ABOUT THIS TASK ::
Look through the material below for "Computer". Copy every line that contains it.

EXCERPTED RECORDS ::
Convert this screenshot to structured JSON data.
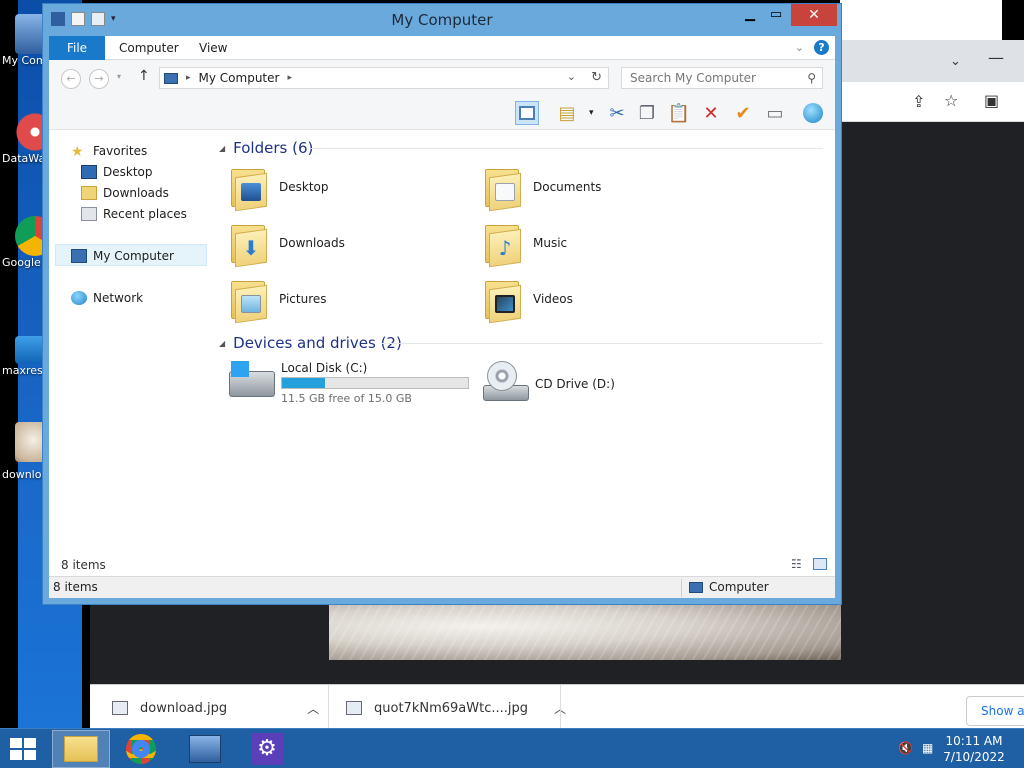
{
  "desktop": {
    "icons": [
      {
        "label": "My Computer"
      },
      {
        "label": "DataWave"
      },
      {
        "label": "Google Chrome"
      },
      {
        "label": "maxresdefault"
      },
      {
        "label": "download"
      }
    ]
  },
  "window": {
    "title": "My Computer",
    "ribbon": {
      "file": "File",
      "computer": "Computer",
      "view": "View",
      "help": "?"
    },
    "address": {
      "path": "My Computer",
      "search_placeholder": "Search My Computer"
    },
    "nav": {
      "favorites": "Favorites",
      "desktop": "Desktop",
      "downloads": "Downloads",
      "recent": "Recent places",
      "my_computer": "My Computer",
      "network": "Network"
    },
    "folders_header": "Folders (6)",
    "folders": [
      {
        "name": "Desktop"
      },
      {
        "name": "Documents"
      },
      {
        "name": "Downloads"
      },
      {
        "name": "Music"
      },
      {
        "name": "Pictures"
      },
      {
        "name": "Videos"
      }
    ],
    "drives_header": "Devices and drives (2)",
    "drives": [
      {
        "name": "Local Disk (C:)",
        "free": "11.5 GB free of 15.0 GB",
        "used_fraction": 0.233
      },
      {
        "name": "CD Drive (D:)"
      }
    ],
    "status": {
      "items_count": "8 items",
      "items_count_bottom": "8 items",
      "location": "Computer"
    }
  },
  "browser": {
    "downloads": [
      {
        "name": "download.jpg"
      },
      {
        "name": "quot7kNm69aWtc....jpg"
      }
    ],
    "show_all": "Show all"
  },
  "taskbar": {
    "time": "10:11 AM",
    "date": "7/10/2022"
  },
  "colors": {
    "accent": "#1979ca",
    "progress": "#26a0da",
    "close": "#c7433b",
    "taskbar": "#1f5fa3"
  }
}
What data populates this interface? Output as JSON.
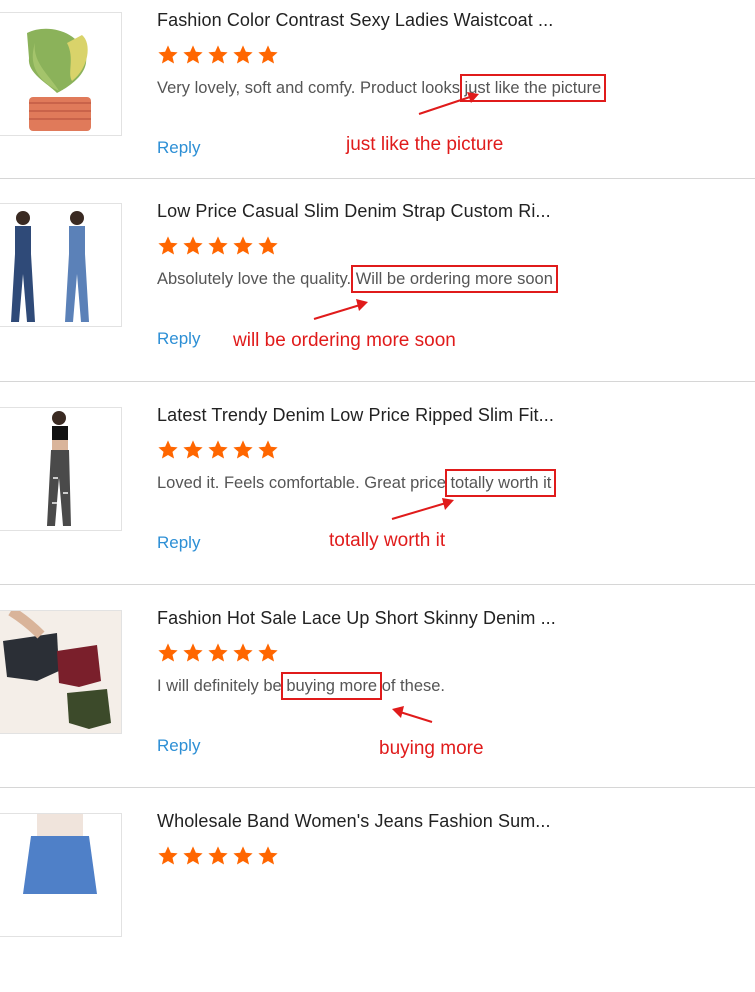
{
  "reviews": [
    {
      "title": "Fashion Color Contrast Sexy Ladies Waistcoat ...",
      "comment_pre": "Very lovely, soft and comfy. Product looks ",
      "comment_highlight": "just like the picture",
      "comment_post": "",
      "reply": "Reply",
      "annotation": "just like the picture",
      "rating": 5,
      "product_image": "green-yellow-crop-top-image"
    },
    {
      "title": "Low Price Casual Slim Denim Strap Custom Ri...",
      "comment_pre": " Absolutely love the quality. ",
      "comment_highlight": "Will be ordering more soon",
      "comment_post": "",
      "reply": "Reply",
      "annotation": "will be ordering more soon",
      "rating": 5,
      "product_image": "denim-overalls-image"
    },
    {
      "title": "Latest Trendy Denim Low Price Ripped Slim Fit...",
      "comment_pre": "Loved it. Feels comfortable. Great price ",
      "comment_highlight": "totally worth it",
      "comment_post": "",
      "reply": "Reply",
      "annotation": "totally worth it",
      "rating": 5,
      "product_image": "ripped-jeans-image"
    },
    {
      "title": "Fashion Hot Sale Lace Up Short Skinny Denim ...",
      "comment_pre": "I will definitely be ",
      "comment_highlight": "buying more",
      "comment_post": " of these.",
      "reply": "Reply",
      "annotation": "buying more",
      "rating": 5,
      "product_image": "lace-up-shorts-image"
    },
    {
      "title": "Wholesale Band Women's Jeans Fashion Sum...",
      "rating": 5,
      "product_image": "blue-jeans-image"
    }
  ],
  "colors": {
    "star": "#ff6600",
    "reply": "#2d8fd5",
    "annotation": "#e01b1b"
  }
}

YOUR RESPONSE ::
        "label": "My Computer"
    "title": "My Computer",
      "computer": "Computer",
      "path": "My Computer",
      "search_placeholder": "Search My Computer"
      "my_computer": "My Computer",
      "location": "Computer"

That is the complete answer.